» Action item:
Going through the entries below, find how many lines hold "Relations", then give that number alone.

Records from a dataset:

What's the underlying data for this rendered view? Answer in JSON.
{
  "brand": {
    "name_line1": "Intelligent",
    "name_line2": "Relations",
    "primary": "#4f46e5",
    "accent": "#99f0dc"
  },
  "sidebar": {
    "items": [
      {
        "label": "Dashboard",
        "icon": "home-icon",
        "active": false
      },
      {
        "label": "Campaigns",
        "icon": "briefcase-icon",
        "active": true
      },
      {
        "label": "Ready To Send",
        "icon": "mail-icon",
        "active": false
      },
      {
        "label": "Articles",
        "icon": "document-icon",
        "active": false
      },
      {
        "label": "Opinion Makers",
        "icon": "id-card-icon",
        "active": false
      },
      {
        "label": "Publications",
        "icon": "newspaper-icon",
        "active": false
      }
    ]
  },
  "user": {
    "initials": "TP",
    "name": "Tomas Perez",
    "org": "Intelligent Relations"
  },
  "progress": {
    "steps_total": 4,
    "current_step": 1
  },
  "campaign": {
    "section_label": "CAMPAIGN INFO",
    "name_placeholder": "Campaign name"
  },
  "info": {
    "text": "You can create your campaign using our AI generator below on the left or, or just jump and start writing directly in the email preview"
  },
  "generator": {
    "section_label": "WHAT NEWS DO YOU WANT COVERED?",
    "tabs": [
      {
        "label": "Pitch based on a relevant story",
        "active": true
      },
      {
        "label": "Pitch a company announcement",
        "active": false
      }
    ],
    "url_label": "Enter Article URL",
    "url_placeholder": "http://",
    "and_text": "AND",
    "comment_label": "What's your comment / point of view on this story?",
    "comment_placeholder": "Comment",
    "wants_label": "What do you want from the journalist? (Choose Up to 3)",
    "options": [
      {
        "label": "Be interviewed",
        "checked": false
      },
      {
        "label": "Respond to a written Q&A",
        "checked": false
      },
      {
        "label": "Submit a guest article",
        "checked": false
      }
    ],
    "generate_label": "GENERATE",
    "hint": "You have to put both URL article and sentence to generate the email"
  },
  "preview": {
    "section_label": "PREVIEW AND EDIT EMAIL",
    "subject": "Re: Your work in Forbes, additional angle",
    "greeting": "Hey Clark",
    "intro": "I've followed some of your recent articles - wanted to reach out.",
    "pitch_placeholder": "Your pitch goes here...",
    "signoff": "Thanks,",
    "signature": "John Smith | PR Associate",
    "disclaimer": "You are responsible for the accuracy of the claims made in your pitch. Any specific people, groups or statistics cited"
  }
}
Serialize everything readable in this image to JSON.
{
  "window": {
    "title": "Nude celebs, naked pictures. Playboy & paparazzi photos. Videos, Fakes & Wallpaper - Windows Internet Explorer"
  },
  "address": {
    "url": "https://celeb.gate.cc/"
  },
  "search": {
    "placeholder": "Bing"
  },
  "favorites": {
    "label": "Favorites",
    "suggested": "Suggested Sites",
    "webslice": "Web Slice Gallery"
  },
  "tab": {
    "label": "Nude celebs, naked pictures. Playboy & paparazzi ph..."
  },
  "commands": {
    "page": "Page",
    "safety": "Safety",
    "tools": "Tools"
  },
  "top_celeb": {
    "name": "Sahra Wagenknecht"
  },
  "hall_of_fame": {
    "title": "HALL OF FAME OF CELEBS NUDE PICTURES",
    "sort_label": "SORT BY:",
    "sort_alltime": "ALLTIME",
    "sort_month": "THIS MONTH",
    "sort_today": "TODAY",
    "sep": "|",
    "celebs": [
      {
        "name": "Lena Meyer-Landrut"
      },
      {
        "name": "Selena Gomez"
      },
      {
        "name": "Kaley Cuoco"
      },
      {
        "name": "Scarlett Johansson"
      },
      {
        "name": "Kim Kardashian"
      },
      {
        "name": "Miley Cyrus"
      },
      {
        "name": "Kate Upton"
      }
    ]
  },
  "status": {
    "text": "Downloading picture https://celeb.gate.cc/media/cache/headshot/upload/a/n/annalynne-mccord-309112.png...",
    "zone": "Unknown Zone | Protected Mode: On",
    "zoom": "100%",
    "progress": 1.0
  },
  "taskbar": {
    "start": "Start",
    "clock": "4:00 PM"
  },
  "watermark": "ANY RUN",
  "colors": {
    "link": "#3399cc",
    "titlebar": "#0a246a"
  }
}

» Finished task:
2